● Exercise requirements
Output the full listing that appears below, exactly as it is presented.

※ ※ ※

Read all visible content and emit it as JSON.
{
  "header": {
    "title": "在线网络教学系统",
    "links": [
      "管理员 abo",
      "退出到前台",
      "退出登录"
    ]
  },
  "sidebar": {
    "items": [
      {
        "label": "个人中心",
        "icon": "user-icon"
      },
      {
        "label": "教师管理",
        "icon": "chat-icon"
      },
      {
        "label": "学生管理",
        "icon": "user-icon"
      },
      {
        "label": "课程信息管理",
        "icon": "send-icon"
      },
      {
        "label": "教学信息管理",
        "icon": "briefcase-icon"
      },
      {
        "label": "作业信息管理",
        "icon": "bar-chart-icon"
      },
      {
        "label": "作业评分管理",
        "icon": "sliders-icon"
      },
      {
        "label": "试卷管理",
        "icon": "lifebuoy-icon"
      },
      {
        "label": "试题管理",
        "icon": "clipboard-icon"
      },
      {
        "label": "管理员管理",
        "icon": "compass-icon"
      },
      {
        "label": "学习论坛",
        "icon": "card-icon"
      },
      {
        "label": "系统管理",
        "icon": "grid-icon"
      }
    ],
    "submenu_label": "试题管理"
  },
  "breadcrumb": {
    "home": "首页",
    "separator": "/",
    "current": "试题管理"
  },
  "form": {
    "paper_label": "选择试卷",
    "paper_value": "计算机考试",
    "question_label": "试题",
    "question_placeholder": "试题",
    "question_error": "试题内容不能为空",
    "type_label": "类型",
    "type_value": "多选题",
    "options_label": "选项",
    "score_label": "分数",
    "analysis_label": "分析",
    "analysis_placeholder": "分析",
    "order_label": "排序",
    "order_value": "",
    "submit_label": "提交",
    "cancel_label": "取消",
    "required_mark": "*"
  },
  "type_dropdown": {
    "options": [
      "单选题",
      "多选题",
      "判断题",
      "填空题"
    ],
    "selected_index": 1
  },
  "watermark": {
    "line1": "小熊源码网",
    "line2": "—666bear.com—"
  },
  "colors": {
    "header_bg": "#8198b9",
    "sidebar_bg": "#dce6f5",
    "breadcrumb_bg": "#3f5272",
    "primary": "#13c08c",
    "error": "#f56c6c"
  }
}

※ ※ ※

● Exercise answer
Read all visible content and emit it as JSON.
{
  "header": {
    "title": "在线网络教学系统",
    "links": [
      "管理员 abo",
      "退出到前台",
      "退出登录"
    ]
  },
  "sidebar": {
    "items": [
      {
        "label": "个人中心",
        "icon": "user-icon"
      },
      {
        "label": "教师管理",
        "icon": "chat-icon"
      },
      {
        "label": "学生管理",
        "icon": "user-icon"
      },
      {
        "label": "课程信息管理",
        "icon": "send-icon"
      },
      {
        "label": "教学信息管理",
        "icon": "briefcase-icon"
      },
      {
        "label": "作业信息管理",
        "icon": "bar-chart-icon"
      },
      {
        "label": "作业评分管理",
        "icon": "sliders-icon"
      },
      {
        "label": "试卷管理",
        "icon": "lifebuoy-icon"
      },
      {
        "label": "试题管理",
        "icon": "clipboard-icon"
      },
      {
        "label": "管理员管理",
        "icon": "compass-icon"
      },
      {
        "label": "学习论坛",
        "icon": "card-icon"
      },
      {
        "label": "系统管理",
        "icon": "grid-icon"
      }
    ],
    "submenu_label": "试题管理"
  },
  "breadcrumb": {
    "home": "首页",
    "separator": "/",
    "current": "试题管理"
  },
  "form": {
    "paper_label": "选择试卷",
    "paper_value": "计算机考试",
    "question_label": "试题",
    "question_placeholder": "试题",
    "question_error": "试题内容不能为空",
    "type_label": "类型",
    "type_value": "多选题",
    "options_label": "选项",
    "score_label": "分数",
    "analysis_label": "分析",
    "analysis_placeholder": "分析",
    "order_label": "排序",
    "order_value": "",
    "submit_label": "提交",
    "cancel_label": "取消",
    "required_mark": "*"
  },
  "type_dropdown": {
    "options": [
      "单选题",
      "多选题",
      "判断题",
      "填空题"
    ],
    "selected_index": 1
  },
  "watermark": {
    "line1": "小熊源码网",
    "line2": "—666bear.com—"
  },
  "colors": {
    "header_bg": "#8198b9",
    "sidebar_bg": "#dce6f5",
    "breadcrumb_bg": "#3f5272",
    "primary": "#13c08c",
    "error": "#f56c6c"
  }
}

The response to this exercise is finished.